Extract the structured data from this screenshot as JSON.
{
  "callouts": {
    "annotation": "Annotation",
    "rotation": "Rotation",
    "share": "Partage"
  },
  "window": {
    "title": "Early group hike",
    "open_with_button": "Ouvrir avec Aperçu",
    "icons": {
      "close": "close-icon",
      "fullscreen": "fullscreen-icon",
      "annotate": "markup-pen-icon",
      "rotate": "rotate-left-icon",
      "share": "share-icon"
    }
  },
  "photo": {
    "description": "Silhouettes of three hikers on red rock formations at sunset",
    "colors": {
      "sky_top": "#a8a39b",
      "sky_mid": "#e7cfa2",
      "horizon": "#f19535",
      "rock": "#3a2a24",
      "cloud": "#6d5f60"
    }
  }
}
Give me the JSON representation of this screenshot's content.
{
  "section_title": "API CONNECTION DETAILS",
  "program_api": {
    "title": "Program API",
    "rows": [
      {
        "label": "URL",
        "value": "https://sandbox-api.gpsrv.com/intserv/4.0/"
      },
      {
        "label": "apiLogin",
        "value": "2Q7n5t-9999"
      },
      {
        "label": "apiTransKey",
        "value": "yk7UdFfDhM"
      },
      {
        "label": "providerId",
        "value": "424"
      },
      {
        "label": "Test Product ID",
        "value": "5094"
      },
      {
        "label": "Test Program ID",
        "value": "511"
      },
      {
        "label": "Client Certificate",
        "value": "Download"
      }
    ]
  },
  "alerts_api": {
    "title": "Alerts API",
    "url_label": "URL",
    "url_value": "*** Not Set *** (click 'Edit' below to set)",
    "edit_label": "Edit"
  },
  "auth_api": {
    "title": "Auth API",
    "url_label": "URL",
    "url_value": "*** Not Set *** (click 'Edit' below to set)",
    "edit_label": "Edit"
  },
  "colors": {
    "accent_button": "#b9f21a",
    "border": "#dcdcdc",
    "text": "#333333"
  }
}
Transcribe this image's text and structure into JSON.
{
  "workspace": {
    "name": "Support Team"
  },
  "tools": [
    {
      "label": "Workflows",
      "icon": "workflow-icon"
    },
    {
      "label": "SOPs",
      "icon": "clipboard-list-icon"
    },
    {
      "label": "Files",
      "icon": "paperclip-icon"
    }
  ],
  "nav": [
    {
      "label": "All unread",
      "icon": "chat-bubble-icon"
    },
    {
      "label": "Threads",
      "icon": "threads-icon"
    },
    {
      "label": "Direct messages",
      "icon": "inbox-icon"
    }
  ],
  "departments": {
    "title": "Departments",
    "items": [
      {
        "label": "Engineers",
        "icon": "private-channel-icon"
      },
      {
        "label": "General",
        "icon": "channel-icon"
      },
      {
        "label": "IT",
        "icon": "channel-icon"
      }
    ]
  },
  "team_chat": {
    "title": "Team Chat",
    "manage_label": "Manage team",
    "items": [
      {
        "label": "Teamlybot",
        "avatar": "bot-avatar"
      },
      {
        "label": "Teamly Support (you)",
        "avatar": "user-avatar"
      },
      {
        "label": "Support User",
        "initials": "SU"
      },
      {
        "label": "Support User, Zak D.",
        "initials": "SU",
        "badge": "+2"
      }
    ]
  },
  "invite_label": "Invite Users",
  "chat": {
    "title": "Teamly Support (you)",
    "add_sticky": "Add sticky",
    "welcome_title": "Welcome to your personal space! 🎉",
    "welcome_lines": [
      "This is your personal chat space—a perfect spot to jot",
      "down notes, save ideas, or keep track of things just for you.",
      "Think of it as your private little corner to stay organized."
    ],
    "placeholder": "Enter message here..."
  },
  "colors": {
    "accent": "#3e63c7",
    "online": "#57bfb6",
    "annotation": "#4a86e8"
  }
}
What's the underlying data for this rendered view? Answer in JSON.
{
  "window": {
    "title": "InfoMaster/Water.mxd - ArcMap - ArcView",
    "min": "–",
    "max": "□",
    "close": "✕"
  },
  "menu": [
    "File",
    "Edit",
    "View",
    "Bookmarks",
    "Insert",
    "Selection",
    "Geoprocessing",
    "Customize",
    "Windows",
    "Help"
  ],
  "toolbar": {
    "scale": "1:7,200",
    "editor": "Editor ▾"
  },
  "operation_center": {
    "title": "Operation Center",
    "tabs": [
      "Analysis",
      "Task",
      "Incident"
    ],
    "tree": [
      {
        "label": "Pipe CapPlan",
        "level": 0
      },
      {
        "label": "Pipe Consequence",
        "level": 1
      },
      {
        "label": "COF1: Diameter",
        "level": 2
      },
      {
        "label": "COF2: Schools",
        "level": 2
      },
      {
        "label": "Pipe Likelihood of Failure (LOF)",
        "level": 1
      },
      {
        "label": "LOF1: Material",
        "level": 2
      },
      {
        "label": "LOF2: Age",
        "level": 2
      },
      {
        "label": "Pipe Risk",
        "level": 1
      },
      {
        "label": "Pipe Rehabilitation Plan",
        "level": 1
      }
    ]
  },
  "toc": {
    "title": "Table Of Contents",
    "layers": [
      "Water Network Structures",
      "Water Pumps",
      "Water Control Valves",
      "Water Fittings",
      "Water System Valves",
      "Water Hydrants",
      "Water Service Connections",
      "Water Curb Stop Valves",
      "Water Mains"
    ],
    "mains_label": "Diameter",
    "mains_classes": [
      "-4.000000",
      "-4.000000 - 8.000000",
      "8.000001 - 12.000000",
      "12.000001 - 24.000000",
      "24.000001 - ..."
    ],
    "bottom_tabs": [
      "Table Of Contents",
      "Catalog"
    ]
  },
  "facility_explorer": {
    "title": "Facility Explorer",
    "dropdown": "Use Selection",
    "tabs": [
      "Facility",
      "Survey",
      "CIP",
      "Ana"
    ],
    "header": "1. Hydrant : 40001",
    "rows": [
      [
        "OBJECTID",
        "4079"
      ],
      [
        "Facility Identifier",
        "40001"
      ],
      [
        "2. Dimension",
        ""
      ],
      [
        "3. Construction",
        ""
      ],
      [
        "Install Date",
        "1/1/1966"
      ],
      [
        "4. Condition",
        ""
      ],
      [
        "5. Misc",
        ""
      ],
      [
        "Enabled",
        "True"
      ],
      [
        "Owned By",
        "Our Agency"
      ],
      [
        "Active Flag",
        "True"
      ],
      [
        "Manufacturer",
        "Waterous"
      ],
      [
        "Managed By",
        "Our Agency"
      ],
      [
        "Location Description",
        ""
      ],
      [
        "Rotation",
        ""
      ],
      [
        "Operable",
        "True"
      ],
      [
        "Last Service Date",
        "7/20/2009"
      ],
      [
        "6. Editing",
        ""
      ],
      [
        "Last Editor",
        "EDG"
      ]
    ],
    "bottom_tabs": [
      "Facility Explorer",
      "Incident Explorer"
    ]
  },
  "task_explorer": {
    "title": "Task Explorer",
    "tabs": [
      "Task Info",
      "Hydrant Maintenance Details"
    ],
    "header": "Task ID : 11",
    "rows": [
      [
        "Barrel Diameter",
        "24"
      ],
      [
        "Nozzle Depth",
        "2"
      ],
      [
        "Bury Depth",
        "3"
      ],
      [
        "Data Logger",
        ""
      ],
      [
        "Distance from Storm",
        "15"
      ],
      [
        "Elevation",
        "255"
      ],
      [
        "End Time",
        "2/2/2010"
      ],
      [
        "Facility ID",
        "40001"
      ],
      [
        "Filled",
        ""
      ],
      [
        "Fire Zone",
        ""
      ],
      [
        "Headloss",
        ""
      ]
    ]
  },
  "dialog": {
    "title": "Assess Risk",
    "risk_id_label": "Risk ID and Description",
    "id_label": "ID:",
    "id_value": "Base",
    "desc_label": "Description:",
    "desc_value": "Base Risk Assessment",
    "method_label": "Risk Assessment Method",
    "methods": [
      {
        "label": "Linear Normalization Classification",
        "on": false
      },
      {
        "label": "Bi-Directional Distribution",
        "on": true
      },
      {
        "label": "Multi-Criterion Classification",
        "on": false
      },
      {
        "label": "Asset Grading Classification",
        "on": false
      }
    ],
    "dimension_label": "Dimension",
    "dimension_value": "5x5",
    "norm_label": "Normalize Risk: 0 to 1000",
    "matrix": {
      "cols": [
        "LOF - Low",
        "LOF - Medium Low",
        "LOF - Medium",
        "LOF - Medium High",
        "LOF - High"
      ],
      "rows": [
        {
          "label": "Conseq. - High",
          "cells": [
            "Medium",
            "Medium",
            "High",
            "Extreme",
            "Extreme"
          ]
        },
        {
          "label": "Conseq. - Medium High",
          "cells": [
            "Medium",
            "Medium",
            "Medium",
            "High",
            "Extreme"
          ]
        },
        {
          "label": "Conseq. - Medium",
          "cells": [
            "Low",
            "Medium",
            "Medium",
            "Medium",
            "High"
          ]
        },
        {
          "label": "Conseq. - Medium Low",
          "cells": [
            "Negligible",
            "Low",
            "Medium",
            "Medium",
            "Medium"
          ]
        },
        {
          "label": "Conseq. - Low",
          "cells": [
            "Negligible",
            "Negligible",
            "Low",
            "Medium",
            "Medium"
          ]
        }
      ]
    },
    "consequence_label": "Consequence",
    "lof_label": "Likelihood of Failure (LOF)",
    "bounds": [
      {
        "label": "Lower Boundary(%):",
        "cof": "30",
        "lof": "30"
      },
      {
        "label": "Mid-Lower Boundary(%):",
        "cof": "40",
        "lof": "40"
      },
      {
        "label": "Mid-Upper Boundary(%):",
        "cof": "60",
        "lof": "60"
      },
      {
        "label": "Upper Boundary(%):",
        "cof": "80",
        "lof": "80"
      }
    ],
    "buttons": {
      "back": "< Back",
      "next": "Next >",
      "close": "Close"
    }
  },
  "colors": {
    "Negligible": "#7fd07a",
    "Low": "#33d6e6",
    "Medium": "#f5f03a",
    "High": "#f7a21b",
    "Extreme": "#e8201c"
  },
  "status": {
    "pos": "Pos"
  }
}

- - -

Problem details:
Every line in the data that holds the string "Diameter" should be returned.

Problem solution:
        "label": "COF1: Diameter",
    "mains_label": "Diameter",
        "Barrel Diameter",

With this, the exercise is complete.